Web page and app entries
☆ ☆ ☆ ☆ ☆ ☆ ☆
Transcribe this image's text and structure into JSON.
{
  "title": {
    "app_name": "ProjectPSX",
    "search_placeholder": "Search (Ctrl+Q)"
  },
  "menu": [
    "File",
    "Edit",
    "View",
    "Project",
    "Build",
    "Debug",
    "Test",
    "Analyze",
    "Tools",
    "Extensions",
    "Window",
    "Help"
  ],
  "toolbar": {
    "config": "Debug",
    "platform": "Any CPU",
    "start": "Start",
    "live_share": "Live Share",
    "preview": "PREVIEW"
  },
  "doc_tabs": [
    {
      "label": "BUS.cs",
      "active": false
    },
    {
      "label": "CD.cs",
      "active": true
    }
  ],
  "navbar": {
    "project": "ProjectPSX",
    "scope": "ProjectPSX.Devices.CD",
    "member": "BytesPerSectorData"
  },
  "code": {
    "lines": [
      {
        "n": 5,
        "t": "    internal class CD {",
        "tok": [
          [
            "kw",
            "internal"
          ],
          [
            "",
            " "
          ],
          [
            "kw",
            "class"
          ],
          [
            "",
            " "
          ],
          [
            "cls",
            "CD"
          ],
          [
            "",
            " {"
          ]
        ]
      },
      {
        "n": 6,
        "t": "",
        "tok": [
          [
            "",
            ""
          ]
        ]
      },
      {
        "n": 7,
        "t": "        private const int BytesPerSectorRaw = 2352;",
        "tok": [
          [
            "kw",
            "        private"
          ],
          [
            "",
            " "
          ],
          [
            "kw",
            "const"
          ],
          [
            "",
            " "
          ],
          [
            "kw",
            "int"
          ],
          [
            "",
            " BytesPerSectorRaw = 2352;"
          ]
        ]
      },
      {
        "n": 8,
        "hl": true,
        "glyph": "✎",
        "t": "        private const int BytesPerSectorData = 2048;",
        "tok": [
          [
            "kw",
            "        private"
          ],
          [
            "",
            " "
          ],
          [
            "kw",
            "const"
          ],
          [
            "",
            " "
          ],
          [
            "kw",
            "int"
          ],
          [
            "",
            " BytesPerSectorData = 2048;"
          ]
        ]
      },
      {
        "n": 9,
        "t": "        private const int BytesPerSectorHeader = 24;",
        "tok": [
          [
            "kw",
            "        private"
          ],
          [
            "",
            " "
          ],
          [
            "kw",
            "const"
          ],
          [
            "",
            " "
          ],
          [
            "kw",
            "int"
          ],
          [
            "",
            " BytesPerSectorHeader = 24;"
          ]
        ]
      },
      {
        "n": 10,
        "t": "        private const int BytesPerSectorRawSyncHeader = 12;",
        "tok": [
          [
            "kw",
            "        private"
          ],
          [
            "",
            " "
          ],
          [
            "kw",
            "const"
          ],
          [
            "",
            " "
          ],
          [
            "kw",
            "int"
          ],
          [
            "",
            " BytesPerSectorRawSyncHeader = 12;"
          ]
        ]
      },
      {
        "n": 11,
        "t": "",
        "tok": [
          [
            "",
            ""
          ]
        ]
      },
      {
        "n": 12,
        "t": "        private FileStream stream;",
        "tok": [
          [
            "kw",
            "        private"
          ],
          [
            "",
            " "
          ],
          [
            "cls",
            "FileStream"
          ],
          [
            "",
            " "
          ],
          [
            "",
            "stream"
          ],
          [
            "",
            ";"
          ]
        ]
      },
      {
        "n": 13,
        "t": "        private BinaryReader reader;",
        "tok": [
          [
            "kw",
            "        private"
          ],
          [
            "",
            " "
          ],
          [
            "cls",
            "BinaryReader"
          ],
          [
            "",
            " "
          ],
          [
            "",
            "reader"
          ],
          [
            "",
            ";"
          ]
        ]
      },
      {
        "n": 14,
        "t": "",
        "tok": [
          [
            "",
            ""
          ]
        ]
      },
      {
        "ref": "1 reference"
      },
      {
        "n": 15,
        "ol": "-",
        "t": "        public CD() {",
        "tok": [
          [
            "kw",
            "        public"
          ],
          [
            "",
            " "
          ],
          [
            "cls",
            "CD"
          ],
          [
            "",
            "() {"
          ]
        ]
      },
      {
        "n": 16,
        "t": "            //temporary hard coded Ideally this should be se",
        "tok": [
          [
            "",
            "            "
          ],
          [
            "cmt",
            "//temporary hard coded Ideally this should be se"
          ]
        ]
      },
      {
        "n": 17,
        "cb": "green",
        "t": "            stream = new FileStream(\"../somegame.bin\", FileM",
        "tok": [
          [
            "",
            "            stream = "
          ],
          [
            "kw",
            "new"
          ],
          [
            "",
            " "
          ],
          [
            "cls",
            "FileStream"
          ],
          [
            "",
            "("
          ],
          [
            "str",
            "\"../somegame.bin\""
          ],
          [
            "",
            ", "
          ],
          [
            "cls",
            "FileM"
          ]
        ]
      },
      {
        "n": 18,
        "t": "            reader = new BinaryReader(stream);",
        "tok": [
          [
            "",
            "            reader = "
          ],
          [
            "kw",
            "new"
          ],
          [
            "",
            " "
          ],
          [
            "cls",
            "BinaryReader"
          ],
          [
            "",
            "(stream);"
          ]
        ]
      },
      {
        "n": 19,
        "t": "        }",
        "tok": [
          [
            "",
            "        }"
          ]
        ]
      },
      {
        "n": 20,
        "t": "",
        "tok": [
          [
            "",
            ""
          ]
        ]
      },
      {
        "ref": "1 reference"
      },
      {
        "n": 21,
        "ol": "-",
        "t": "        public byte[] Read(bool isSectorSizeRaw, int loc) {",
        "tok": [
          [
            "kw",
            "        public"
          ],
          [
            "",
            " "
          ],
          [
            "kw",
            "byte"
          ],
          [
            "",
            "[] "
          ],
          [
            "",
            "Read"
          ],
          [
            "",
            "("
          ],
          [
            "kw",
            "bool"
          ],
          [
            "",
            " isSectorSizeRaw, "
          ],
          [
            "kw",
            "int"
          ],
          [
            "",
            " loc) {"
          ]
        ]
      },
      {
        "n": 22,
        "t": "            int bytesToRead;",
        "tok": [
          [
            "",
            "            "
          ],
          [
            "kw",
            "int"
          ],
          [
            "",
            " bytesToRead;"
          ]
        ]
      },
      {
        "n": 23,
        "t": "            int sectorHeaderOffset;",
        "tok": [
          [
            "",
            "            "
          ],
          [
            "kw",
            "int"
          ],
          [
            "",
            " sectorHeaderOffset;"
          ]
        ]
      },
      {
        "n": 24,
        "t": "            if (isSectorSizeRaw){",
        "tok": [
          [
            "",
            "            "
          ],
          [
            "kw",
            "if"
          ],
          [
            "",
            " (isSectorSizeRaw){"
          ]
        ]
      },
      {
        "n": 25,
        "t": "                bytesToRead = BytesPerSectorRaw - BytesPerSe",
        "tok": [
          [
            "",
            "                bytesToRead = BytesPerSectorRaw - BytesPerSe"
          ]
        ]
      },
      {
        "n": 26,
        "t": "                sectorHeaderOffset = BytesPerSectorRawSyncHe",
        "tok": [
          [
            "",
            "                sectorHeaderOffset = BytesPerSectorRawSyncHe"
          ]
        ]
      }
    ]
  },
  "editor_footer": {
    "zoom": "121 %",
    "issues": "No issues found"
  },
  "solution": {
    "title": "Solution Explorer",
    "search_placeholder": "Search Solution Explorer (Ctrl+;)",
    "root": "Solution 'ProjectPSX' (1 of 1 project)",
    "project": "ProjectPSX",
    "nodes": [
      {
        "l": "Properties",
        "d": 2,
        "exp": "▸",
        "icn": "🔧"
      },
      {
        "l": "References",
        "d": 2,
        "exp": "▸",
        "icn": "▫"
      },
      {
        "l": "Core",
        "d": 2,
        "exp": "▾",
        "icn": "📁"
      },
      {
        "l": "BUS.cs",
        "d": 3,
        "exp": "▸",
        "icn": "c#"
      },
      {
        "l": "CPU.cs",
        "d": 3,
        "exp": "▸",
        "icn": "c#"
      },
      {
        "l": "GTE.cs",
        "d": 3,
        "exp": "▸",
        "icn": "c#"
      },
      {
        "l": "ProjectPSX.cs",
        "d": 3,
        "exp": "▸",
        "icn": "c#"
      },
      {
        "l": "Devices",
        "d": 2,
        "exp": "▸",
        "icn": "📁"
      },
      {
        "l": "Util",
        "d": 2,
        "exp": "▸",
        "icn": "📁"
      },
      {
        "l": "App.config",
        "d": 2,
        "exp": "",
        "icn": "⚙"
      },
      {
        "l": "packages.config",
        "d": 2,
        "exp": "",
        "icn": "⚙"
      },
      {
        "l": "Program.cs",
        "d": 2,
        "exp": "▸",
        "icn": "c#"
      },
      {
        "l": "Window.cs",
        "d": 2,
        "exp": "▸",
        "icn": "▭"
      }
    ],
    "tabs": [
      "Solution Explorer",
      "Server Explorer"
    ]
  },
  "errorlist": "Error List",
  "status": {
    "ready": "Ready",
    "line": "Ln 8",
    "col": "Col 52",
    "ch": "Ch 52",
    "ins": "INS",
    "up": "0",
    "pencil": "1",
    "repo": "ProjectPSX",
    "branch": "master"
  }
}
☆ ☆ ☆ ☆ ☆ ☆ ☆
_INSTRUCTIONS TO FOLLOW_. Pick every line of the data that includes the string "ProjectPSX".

_WRITTEN SOLUTION_.
    "app_name": "ProjectPSX",
    "project": "ProjectPSX",
    "scope": "ProjectPSX.Devices.CD",
    "root": "Solution 'ProjectPSX' (1 of 1 project)",
    "project": "ProjectPSX",
        "l": "ProjectPSX.cs",
    "repo": "ProjectPSX",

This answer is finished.